– 23 December 2010 - a direction order under the Credit Institutions (Stabilisation) Act 2010 with the consent of AIB, directed AIB to issue € 3.8 billion of new equity capital to the NPRFC. This issuance ultimately resulted in the NPRFC’s shareholding in AIB increasing to 92.8%. This also resulted in the delisting of AIB’s ordinary shares from both the Main Securities Market of the Irish Stock Exchange and from the Official List maintained by the UK Financial Services Authority. AIB’s ordinary shares were subsequently admitted, in January 2011, to the Enterprise Securities Market of the Irish Stock Exchange. Furthermore, AIB announced in August 2011 that its American Depository Shares (“ADSs”) were delisted and ceased to be traded on the New York Stock Exchange.

– On 24 February 2011, AIB acquired deposits of € 7 billion and NAMA senior bonds with a nominal value of € 12 billion from Anglo Irish Bank, pursuant to a transfer order issued by the High Court under the Credit Institutions (Stabilisation) Act 2010. AIB also acquired Anglo Irish Bank Corporation (International) PLC in the Isle of Man, including customer deposits of almost € 1.6 billion.

– 31 March 2011 - The Central Bank of Ireland published its’ Financial Measures Programme Report’, which detailed the outcome of PCAR 2011 and Prudential Liquidity Assessment Review (“PLAR”) 2011 for certain Irish credit institutions, including AIB and EBS. The Central Bank stated that it had set a new capital target for AIB and EBS with a total of € 14.8 billion of additional capital to be generated. This additional capital requirement was satisfied in July 2011 through:
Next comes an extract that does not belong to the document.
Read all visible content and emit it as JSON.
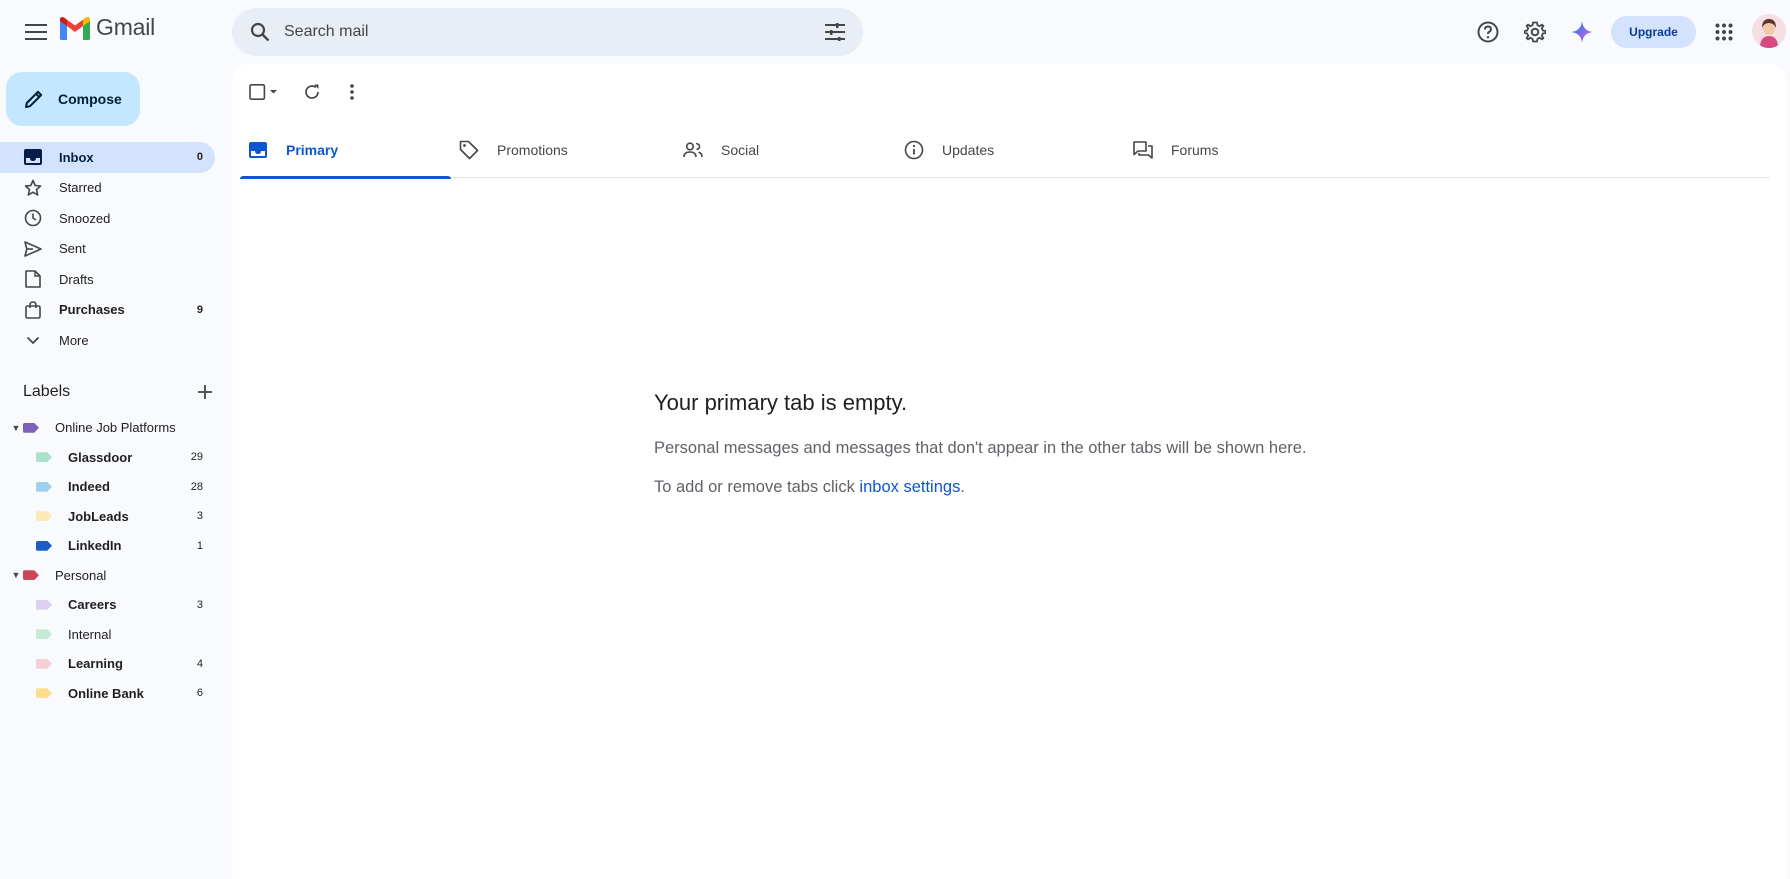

– AIB’s placing of € 5.0 billion of new ordinary shares with the NPRFC at €0.01 per share, following which the NPRFC owned 99.8% of the ordinary shares of AIB. AIB had 521,261,151,503 ordinary shares outstanding at 31 December 2013;

– Capital contributions totalling € 6.1 billion from the Minister for Finance (‘the Minister’) and the NPRFC;

– The issue of € 1.6 billion of contingent capital notes at par to the Minister;

– Burden-sharing measures undertaken with the Group’s subordinated debt-holders;

– July 2011 - AIB completed the acquisition of EBS for a nominal cash payment of € 1.00. This transaction represented a significant consolidation within the Irish banking sector, resulting in the formation of one of two pillar banks in Ireland;

In addition, the following notable events occurred during 2013:

– AIB disposed of its investment in ALH and re-acquired Ark Life, exclusively held for resale;

– With effect from 28 March 2013 the ELG Scheme ended for all new liabilities reflecting improved and more stabilised funding conditions;

and

– The Central Bank of Ireland conducted a Balance Sheet Assessment (“BSA”)/Asset Quality Review (“AQR”) which concluded in November 2013. AIB did not have to raise additional capital to meet ongoing regulatory capital requirements of 10.5% core tier one capital ratio as a result of this process.